Thankfully, in July 1964, due to mounting pressure from the community, the Lido was re-opened. This time it benefited from a complete restoration by the Brighton Council, who also extended the building with a new community centre and library. The lido was once again the hub of a bustling holiday resort, and used by tourists and residents for decades to come.  

However, after a 30 year period of uninterrupted swimming and leisure, the pool closed once again. This time, it was due to mounting maintenance costs. In 1997 it was believed an answer had been found when a group of businessmen took on the site and made remedial repairs. However, the leaseholder then revealed plans to close the pool forever.

The Save Saltdean Lido Campaign was set up in March 2010 by local residents after plans were announced to fill in the swimming pool, develop the site extensively and create 125 apartments. In March 2011 an application from the Save Saltdean Lido Campaign to English Heritage to upgrade the building’s status to Grade II* was successful. It is now the only Grade II* Listed coastal lido in the country. Later the same year the lido was added to the English Heritage ‘Buildings at Risk’ Register. The lido lease was returned to Brighton & Hove City Council (BHCC) in May 2012 at which point the council began developing a plan to secure the long-term future of the site.

In October 2012, with the lido safe from residential development, the Saltdean Lido CIC (the CIC) was set up with the core objective to provide a sustainable future for Saltdean Lido. The CIC’s mission is to safeguard and restore Saltdean Lido for the benefit of the city and future generations to come. In December 2013 BHCC announced that the CIC had won the tender to take on a 63 year lease of the site. 

Phase one of the project – the restoration of the original 40m pool tank, and grounds - is near completion with the pool scheduled to open in May 2017. Phase two – the restoration of the lido’s iconic 1938 building – requires further funding but, once complete, will include a heritage café – which will tell the story of the lido’s history, celebrating Saltdean Lido’s unique heritage and it’s story within the golden age of the lido movement.

 

Find out more information about Saltdean Lido in our Conservation Plan and Temple to the Sun documents:
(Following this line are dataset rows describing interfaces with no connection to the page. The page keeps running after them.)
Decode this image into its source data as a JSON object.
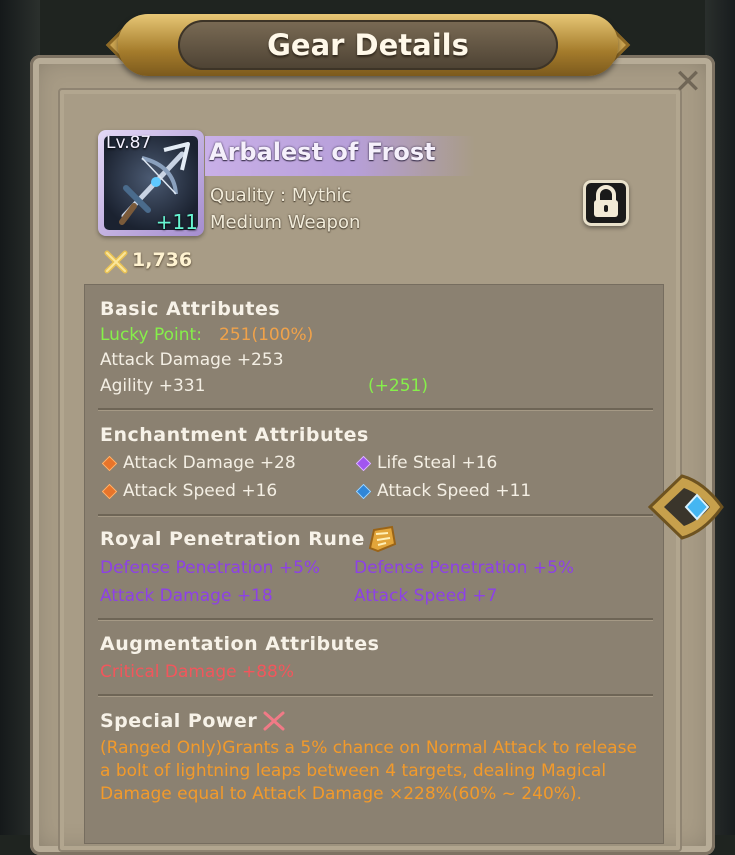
{
  "window": {
    "title": "Gear Details",
    "close_glyph": "✕"
  },
  "item": {
    "level": "Lv.87",
    "enhance": "+11",
    "name": "Arbalest of Frost",
    "quality": "Quality : Mythic",
    "type": "Medium Weapon",
    "power": "1,736",
    "icon": "crossbow-icon",
    "lock_icon": "lock-icon"
  },
  "basic": {
    "header": "Basic Attributes",
    "lucky_label": "Lucky Point:",
    "lucky_value": "251(100%)",
    "attack": "Attack Damage +253",
    "agility": "Agility +331",
    "agility_bonus": "(+251)"
  },
  "enchantment": {
    "header": "Enchantment Attributes",
    "items": [
      {
        "text": "Attack Damage +28",
        "gem": "orange"
      },
      {
        "text": "Life Steal +16",
        "gem": "purple"
      },
      {
        "text": "Attack Speed +16",
        "gem": "orange"
      },
      {
        "text": "Attack Speed +11",
        "gem": "blue"
      }
    ]
  },
  "rune": {
    "header": "Royal Penetration Rune",
    "items": [
      "Defense Penetration +5%",
      "Defense Penetration +5%",
      "Attack Damage +18",
      "Attack Speed +7"
    ]
  },
  "augmentation": {
    "header": "Augmentation Attributes",
    "line": "Critical Damage +88%"
  },
  "special": {
    "header": "Special Power",
    "description": "(Ranged Only)Grants a 5% chance on Normal Attack to release a bolt of lightning leaps between 4 targets, dealing Magical Damage equal to Attack Damage ×228%(60% ~ 240%)."
  },
  "colors": {
    "panel": "#a89c86",
    "attr_box": "#8b8171",
    "mythic_frame": "#a58dcf",
    "green": "#86f04a",
    "orange": "#f3a62c",
    "purple": "#8d41e6",
    "red": "#f2565c"
  }
}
The Conservation Plan explains why Saltdean Lido is a nationally important site, and how it can be enhanced and sustained into the future. You can read it here: Click Link

Temple to the Sun: The History and Significance of Saltdean Lido, which supports the Conservation Plan, contains comprehensive information about the history of Saltdean Lido, the surrounding area and the history of outdoor pools in a national and international context. Click Link
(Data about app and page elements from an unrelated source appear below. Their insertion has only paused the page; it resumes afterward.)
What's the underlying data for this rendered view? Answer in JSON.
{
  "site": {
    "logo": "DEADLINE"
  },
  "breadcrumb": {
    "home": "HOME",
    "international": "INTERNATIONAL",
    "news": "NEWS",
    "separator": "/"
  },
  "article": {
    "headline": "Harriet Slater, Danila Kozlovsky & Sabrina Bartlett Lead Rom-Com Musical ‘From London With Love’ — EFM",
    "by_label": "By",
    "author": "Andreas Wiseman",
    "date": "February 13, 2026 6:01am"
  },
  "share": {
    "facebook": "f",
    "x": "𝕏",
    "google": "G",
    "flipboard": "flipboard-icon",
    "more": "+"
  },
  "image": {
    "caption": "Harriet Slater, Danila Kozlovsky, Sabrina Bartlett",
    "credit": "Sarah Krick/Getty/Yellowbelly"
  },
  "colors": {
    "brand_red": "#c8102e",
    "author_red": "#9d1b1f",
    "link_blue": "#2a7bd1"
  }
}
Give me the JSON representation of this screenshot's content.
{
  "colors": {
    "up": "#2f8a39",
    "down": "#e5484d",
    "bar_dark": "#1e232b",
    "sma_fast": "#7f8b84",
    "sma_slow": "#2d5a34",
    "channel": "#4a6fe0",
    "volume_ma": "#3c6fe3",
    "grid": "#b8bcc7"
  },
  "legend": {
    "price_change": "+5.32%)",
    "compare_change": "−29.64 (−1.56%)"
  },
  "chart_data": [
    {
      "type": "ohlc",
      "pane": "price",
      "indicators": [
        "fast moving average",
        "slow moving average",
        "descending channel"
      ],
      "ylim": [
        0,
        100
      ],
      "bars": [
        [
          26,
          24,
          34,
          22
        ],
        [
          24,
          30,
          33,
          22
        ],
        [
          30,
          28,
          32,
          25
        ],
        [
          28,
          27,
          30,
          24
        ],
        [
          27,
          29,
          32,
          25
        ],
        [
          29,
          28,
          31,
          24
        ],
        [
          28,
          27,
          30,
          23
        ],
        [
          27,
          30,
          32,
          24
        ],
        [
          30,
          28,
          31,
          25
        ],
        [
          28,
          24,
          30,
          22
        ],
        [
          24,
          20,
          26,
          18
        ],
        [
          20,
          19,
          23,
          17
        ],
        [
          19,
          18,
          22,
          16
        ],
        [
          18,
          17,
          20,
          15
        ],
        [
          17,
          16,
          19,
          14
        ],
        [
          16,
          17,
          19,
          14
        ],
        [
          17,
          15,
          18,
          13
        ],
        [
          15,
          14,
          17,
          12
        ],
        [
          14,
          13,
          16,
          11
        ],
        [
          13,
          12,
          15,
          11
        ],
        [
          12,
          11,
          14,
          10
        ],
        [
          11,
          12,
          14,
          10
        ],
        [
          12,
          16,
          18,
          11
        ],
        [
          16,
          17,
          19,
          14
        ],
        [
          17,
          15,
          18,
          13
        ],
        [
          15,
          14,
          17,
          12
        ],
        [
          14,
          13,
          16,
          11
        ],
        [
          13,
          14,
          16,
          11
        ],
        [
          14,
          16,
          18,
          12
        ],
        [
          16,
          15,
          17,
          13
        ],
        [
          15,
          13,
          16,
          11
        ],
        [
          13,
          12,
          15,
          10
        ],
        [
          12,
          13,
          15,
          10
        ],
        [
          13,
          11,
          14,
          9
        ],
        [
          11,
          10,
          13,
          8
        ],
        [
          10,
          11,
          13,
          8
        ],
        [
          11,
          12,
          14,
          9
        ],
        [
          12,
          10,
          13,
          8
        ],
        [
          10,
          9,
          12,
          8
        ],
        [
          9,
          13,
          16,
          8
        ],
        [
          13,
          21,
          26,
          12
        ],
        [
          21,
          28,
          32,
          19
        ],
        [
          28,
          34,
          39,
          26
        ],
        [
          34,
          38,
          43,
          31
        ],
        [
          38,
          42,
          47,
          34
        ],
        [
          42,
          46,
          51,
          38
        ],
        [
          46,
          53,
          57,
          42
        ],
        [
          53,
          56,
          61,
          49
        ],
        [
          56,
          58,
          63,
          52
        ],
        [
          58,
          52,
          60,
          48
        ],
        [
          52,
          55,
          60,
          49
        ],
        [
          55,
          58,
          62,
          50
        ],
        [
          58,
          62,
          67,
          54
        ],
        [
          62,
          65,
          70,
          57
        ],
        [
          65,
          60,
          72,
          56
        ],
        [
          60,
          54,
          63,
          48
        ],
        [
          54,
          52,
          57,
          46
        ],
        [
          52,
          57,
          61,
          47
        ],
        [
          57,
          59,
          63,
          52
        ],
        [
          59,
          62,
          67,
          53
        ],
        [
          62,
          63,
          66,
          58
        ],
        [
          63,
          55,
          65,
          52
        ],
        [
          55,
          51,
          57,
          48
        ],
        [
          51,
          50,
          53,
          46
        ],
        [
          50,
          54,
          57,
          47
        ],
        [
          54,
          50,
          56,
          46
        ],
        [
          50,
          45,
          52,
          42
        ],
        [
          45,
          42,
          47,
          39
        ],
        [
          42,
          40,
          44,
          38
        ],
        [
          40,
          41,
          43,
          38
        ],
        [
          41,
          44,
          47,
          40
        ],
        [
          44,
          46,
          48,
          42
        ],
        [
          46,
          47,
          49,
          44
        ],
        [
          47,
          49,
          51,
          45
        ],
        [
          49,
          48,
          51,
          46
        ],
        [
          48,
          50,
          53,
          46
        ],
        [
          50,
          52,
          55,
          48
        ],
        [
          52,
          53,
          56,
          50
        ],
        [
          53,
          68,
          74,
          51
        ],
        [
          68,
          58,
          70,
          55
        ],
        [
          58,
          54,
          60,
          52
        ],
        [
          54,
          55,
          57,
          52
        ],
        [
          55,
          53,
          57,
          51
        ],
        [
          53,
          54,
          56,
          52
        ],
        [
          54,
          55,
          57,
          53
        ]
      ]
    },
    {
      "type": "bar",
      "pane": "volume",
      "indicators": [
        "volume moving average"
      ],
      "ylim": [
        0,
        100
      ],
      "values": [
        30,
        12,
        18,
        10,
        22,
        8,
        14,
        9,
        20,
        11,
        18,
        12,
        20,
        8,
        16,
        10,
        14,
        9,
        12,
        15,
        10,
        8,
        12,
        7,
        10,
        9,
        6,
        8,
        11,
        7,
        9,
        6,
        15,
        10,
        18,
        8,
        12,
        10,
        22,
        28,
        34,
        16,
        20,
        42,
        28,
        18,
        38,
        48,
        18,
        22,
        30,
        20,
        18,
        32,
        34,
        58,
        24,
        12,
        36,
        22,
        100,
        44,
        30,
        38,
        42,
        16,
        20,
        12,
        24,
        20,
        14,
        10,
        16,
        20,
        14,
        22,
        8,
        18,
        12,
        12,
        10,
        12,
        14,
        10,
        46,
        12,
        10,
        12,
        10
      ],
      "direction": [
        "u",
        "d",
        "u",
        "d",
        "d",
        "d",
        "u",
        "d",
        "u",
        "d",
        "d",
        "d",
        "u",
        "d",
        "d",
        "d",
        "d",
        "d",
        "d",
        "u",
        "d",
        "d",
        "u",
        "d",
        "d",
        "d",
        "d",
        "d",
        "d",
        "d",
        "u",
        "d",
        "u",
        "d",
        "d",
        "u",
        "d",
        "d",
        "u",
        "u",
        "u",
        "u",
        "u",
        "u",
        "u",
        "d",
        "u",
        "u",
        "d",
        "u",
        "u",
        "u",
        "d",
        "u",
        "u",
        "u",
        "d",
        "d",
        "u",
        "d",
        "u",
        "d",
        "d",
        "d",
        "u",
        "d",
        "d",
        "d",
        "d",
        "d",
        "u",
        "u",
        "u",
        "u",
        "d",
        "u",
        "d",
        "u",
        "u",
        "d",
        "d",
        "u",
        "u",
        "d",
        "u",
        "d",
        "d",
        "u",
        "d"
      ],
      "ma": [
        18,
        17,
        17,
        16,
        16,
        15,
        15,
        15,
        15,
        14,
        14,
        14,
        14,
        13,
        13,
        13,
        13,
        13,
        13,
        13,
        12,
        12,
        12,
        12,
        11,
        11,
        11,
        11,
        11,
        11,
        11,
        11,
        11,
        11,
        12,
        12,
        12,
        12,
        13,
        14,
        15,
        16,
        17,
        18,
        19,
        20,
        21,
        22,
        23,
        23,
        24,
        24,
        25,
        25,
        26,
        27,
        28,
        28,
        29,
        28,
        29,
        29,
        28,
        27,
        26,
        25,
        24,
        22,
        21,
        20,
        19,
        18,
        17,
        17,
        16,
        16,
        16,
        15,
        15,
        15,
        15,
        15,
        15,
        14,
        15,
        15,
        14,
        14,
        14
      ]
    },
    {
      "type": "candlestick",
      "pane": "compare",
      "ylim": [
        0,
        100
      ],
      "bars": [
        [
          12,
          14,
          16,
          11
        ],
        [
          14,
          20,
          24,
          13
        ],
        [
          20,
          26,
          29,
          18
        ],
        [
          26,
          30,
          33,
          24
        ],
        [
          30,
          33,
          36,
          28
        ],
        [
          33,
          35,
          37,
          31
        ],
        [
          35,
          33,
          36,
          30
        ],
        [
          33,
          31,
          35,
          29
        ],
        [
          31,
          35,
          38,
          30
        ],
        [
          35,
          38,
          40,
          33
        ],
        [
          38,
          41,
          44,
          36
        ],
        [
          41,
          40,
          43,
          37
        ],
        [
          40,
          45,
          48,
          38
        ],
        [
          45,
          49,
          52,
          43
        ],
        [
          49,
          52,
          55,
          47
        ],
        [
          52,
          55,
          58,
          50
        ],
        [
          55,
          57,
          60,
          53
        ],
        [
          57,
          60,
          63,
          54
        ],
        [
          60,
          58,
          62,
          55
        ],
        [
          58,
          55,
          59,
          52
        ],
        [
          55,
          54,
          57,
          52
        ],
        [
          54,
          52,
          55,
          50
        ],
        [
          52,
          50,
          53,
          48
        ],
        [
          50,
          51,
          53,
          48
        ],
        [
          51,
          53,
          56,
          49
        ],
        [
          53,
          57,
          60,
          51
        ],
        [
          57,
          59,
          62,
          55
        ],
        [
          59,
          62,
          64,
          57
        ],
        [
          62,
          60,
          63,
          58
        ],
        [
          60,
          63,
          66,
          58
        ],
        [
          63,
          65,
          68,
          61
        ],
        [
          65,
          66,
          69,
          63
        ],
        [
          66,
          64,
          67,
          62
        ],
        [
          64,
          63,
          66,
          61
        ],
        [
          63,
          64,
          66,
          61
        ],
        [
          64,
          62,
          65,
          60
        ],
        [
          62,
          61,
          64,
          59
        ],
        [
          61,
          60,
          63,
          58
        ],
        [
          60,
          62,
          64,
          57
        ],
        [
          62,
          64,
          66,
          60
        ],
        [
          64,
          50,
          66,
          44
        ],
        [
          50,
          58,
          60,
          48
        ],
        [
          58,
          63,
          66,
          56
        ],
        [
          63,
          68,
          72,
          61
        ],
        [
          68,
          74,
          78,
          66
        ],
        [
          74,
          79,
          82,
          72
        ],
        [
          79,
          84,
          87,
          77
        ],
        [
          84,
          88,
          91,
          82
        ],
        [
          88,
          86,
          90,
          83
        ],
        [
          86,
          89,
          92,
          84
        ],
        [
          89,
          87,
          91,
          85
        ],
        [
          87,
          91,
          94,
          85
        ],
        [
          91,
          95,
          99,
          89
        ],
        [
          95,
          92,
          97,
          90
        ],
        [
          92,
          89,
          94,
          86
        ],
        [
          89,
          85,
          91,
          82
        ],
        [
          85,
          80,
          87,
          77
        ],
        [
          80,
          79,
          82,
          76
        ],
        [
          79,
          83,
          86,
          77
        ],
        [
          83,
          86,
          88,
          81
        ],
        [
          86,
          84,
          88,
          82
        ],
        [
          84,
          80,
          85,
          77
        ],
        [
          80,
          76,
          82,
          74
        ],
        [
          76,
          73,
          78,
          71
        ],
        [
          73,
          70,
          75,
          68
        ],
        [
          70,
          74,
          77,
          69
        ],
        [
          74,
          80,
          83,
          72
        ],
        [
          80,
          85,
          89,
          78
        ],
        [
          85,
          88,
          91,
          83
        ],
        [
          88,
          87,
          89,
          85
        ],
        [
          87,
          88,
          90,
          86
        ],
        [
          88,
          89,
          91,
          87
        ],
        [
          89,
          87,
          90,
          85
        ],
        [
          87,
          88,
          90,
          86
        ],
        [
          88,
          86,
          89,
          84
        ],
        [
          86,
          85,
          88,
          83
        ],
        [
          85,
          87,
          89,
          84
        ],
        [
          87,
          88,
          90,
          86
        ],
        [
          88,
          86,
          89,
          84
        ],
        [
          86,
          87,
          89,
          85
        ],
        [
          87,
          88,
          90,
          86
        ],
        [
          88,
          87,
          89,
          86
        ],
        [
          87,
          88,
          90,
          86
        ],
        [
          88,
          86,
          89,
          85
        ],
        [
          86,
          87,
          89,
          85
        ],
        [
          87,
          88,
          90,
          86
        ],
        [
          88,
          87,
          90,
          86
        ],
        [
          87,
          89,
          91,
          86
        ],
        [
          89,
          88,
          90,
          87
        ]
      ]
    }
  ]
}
Both documents have been written by Jeremy Lake in collaboration with Deryck Chester of the SLCIC.

Circa 1940, depicting the sister attractions, The Ocean Hotel and Saltdean Lido. Both buildings opened in 1938, and are considered to be two of the finest examples of modernist architecture in the UK.    

Circa 1940, depicting the sister attractions, The Ocean Hotel and Saltdean Lido. Both buildings opened in 1938, and are considered to be two of the finest examples of modernist architecture in the UK.    

Circa 1964, when Saltdean Lido re-opened its doors after a restoration by Brighton County Council. The reinvented lido provided the perfect playground for holidaymakers and thrill seekers during the swinging 60s, and decades to come.

Circa 1964, when Saltdean Lido re-opened its doors after a restoration by Brighton County Council. The reinvented lido provided the perfect playground for holidaymakers and thrill seekers during the swinging 60s, and decades to come.

The restored lido building will feature interactive heritage interpretation panels, so that future generations can learn about: the lido movement, modernist architecture in the UK, and Saltdean's role in the heyday of the seaside holiday.   

The restored lido building will feature interactive heritage interpretation panels, so that future generations can learn about: the lido movement, modernist architecture in the UK, and Saltdean's role in the heyday of the seaside holiday.